It's this inability to pigeonhole Eyehategod that has contributed to their success. These days you're as likely to see one of their T-shirts at a hardcore gig as at a doom metal festival. Somehow this tortured brand of extreme noise has bridged the rigid divides and prejudices that have stifled the growth of so many bands.

“We sound like the Commodores meets Black Flag – and you can't go wrong with Lionel Ritchie,” laughs Bowers as he tries to explain the band's popularity – particularly in punk rock and hardcore circles. “But seriously, I just think that there's a really big groove thing going on with what we do. A lot of people can relate to that – I don't care exactly what kind of music you listen to – if it's got a good groove to it then that's it.”

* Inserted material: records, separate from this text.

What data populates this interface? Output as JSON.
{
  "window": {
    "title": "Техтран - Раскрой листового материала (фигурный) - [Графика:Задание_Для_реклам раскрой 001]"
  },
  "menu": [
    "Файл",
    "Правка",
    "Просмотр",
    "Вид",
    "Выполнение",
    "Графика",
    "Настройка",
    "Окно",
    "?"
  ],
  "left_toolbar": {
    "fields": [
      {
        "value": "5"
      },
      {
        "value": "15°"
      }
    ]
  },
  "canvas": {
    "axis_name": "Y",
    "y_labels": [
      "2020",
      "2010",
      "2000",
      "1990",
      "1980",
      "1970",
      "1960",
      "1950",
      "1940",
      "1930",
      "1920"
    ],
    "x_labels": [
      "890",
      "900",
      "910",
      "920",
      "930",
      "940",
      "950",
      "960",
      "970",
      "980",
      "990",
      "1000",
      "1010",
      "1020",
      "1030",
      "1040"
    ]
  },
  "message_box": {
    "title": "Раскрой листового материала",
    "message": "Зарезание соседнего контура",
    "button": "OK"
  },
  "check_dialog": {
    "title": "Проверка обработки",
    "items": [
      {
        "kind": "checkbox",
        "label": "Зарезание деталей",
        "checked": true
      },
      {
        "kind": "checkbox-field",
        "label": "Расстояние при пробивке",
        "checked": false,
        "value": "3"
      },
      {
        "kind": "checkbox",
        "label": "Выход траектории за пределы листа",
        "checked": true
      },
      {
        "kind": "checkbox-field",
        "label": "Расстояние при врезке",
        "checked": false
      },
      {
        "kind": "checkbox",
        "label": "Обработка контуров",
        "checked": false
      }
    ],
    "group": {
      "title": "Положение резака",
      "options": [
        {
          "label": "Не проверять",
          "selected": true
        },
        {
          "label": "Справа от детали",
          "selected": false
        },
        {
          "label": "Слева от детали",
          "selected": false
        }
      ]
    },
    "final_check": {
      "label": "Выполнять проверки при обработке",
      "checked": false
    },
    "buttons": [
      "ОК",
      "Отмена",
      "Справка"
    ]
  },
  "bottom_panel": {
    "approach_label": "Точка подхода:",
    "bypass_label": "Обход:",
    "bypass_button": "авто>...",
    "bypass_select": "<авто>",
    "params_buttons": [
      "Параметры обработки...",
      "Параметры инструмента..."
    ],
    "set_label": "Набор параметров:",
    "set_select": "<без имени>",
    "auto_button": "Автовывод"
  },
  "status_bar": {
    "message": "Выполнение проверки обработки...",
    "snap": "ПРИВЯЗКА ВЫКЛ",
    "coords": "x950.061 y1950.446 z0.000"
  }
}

Australia has definitely embraced this groove. Here for the first time in 2012, the band can't wait to get back. “I'd been to Australia before with Down so I knew how cool it is there, but the other guys had never been. We were blown away by how the shows went and we can't wait to get back. When somewhere like Australia accepts you, you know you're doing something right.”